Omit the pictures from the listing below and print every remaining entry verbatim.

─── RECORD EXCERPTS

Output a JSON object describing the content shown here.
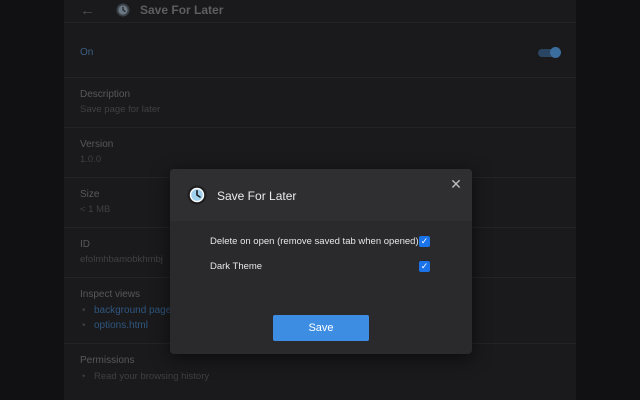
{
  "header": {
    "back_icon": "arrow-left-icon",
    "extension_icon": "clock-icon",
    "title": "Save For Later"
  },
  "enabled": {
    "label": "On",
    "toggle_on": true
  },
  "details": {
    "description_label": "Description",
    "description_value": "Save page for later",
    "version_label": "Version",
    "version_value": "1.0.0",
    "size_label": "Size",
    "size_value": "< 1 MB",
    "id_label": "ID",
    "id_value": "efolmhbamobkhmbj",
    "inspect_label": "Inspect views",
    "inspect_views": [
      "background page",
      "options.html"
    ],
    "permissions_label": "Permissions",
    "permissions": [
      "Read your browsing history"
    ]
  },
  "dialog": {
    "icon": "clock-icon",
    "title": "Save For Later",
    "close_icon": "close-icon",
    "options": [
      {
        "label": "Delete on open (remove saved tab when opened)",
        "checked": true
      },
      {
        "label": "Dark Theme",
        "checked": true
      }
    ],
    "save_label": "Save"
  },
  "colors": {
    "accent": "#1a73e8",
    "save_button": "#3d8ee3",
    "background": "#111113"
  }
}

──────

ANSWER BELOW:
Output a JSON object describing the content shown here.
{
  "header": {
    "back_icon": "arrow-left-icon",
    "extension_icon": "clock-icon",
    "title": "Save For Later"
  },
  "enabled": {
    "label": "On",
    "toggle_on": true
  },
  "details": {
    "description_label": "Description",
    "description_value": "Save page for later",
    "version_label": "Version",
    "version_value": "1.0.0",
    "size_label": "Size",
    "size_value": "< 1 MB",
    "id_label": "ID",
    "id_value": "efolmhbamobkhmbj",
    "inspect_label": "Inspect views",
    "inspect_views": [
      "background page",
      "options.html"
    ],
    "permissions_label": "Permissions",
    "permissions": [
      "Read your browsing history"
    ]
  },
  "dialog": {
    "icon": "clock-icon",
    "title": "Save For Later",
    "close_icon": "close-icon",
    "options": [
      {
        "label": "Delete on open (remove saved tab when opened)",
        "checked": true
      },
      {
        "label": "Dark Theme",
        "checked": true
      }
    ],
    "save_label": "Save"
  },
  "colors": {
    "accent": "#1a73e8",
    "save_button": "#3d8ee3",
    "background": "#111113"
  }
}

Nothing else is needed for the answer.